What are the three types of blood vessels? Explain their differences.
Arteries - carry blood away from the heart, strong and elastic walls, thick walls of muscle to make them strong
Capillaries - carry blood to cells, one cell thick for quicker diffusion, have permeable walls, supply food and oxygen to cells, take away waste products
Veins - take blood towards the heart, lower pressure so walls aren't as thick, bigger lumen to help blood flow, have valves to prevent back flow of blood
What are the three main types of enzymes involved in digestion? Give an example and explain what they do.
Carbohydrases - digest starch into sugar e.g. Amylase
Proteases - digest proteins into amino acids e.g. Pepsin
Lipase - digests fats into fatty acids and glycerol
What does the mouth do in digestion?
Food is moistened with saliva from salivary glands
Amylase in saliva breaks down starch
Food is chewed to form a ball of food before being swallowed
What does the oesophagus do in digestion?
Tube that takes food from mouth down into the stomach
Lined with muscles to help move food down through peristalsis
What does the stomach do in digestion?
Mixes and disturbs food with muscular walls
Produces pepsin to digest proteins
Produces hydrochloric acid to kill bacteria and provide the optimum pH for pepsin (pH 2)
What does the liver do in digestion?
Produces bile to neutralise stomach acid and emulsify fats
What does the gall bladder do in digestion?
Where bile is stored before being released into the small intestine
What does the pancreas do in digestion?
Produces lipase, amylase and protease which are then released into the small intestine
What does the small intestine do in digestion?
Also produces lipase, amylase and protease to complete digestion
Absorbs all the nutrients and minerals from food straight into the blood stream
What does the large intestine do in digestion?
Any remaining water is absorbed from the food into the body
How can visking tubing be used to model the gut?
Visking tubing is semi-permeable so it only lets small molecules pass through, like a gut. On the other hand, it doesn't have a large surface area.
1. Add equal volumes of starch suspension and 0.25% amylase solution to the visking tubing and then wash the outside of the tubing.
2. Place the tubing in a boiling tube filled with distilled water.
3. Test a drop of water from the test tube with an iodine solution, record the colour change, if any.
4. Test 5 drops with Benedict's reagent, record the colour changes, if any.
5. Repeat steps 3 and 4 every 15 minutes.
6. Repeat steps 1-5 with 0.5% and 1% amylase solutions.
The orangey-brown colour of the iodine shows that no starch is present in the test tube as large molecules can t pass through the tubing.
The colour change of Benedict's reagent shows that sugar is present. This is because the amylase breaks down the large starch molecules into smaller sugar molecules which can pass through the visking tubing.
How does peristalsis work in the digestive system?
Longitudinal muscles that run down the length of the gut contract just ahead of the food to keep it in a ball.

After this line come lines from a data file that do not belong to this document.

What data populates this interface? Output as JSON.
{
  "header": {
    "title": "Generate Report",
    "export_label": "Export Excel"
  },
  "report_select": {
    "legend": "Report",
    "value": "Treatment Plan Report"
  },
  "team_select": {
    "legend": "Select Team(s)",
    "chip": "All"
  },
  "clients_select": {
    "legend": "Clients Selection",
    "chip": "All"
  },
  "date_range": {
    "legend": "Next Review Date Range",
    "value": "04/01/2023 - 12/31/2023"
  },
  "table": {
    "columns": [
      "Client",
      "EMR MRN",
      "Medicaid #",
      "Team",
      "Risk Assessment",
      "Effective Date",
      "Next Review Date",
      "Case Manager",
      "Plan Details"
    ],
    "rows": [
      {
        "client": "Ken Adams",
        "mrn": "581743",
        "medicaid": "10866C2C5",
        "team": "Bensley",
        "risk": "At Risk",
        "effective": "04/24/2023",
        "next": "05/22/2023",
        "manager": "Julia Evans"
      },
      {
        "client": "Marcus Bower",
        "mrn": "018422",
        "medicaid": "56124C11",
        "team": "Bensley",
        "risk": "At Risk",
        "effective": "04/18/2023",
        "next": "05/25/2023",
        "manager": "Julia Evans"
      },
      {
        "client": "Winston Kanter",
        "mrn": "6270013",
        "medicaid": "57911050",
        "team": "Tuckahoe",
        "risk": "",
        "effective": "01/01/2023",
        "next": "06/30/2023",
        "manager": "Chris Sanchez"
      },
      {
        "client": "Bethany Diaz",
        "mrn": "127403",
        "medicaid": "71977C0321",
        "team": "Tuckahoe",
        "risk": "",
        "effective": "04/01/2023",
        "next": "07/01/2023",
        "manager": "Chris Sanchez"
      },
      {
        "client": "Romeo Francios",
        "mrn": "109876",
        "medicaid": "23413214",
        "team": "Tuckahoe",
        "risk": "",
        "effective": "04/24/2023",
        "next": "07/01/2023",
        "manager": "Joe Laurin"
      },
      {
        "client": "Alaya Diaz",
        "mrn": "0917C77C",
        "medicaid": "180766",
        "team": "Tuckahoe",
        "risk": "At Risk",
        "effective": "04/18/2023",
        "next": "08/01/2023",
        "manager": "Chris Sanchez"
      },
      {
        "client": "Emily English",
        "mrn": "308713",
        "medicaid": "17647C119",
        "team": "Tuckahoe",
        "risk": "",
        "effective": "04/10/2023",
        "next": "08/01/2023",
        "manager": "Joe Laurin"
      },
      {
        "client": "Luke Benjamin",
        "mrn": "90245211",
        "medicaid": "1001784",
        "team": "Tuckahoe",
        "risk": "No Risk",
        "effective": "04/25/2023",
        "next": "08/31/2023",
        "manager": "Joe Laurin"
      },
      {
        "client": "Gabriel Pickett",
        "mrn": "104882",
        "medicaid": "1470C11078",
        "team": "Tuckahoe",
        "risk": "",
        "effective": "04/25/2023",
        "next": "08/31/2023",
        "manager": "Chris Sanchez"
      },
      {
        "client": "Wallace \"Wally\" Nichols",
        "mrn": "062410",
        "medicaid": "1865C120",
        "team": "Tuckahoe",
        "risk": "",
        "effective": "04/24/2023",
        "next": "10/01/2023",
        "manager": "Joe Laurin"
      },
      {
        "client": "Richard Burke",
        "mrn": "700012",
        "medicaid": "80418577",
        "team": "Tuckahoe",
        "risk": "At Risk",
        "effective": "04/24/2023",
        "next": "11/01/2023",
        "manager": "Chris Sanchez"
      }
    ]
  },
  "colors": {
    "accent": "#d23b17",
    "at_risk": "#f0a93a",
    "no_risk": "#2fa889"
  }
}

Circular muscles that run in circles around the gut contract behind the food to push it down the gut.
They contract in waves to move food down the gut.
What is the purpose of bile?

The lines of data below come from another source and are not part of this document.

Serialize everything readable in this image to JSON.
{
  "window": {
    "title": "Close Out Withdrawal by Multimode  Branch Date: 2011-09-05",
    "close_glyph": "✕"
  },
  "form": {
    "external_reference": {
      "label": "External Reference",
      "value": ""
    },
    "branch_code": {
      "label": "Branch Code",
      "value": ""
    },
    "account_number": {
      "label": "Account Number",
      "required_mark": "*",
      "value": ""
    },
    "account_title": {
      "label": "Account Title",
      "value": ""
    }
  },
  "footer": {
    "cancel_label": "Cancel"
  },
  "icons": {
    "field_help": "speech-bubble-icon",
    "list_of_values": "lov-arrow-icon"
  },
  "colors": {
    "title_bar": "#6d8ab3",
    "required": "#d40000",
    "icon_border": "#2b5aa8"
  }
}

Neutralises stomach acids:
pH of stomach acid is too high for the enzymes in the small intestine so bile, which is a strong alkali, neutralises the acid and makes the conditions of the small intestine alkaline, which is best for the enzymes there.
Breaks fats done into small drops, increases its surface area for the enzyme lipase to work on, which increases the speed of digestion.

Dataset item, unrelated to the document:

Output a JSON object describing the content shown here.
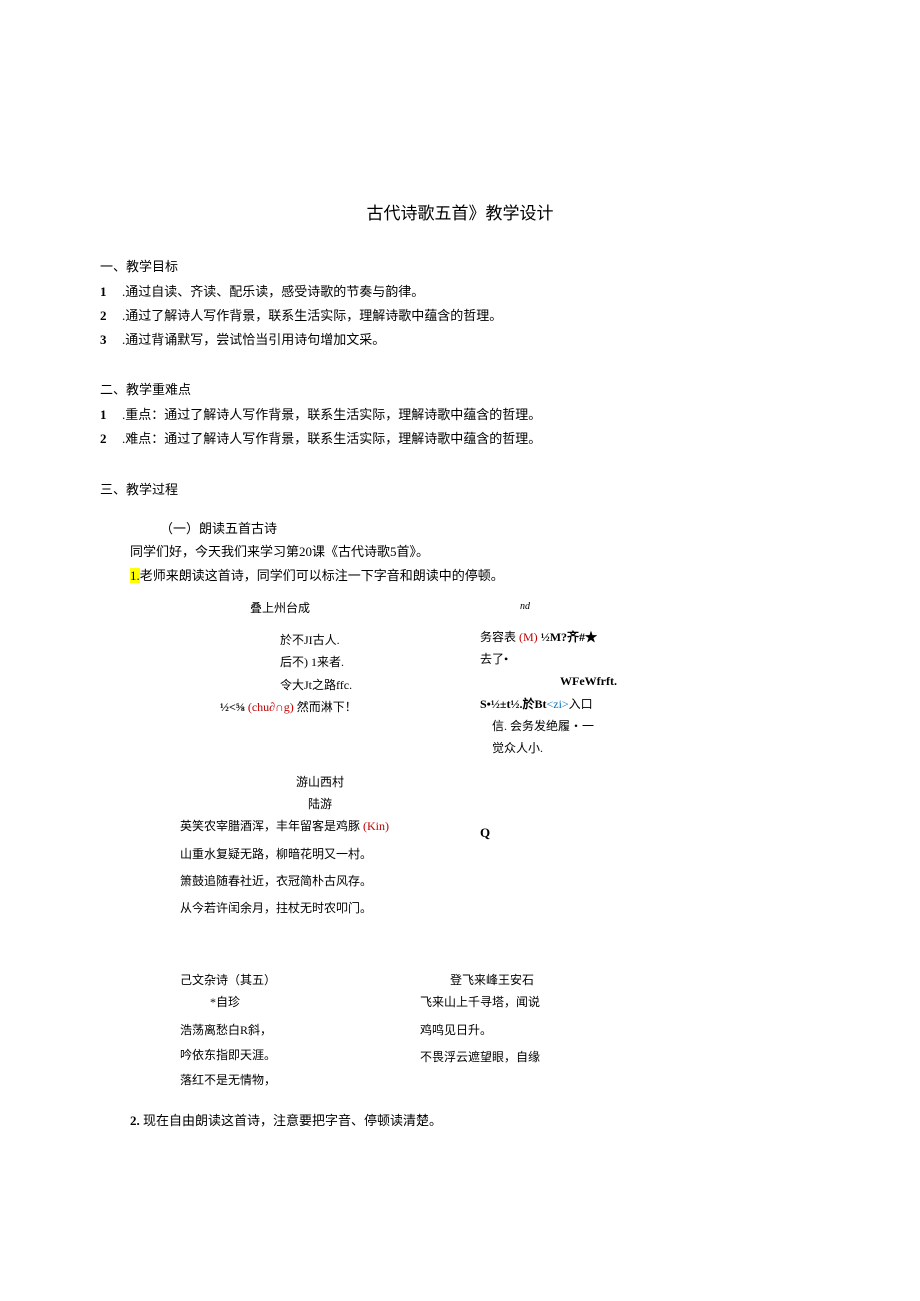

How do villi help in digestion?
The small intestine is covered in villi and micro villi which increase its overall surface area. This means that more nutrients can be absorbed at a time. Villi are also only one cell thick to decrease the diffusion distance to the good supply of capillaries inside them. This way, nutrients don't have to diffuse very far to get into the bloodstream.
What are probiotics?
Probiotics are live bacteria that are "good" for your stomach. They are similar to those already in the stomach, help keep the digestive system healthy and help strengthen the immune system.
They can be found in foods such as yoghurt, soya milk and dietary supplements.
Examples include Bifidobacteria and Lactobacillus (a lactic acid bacterium)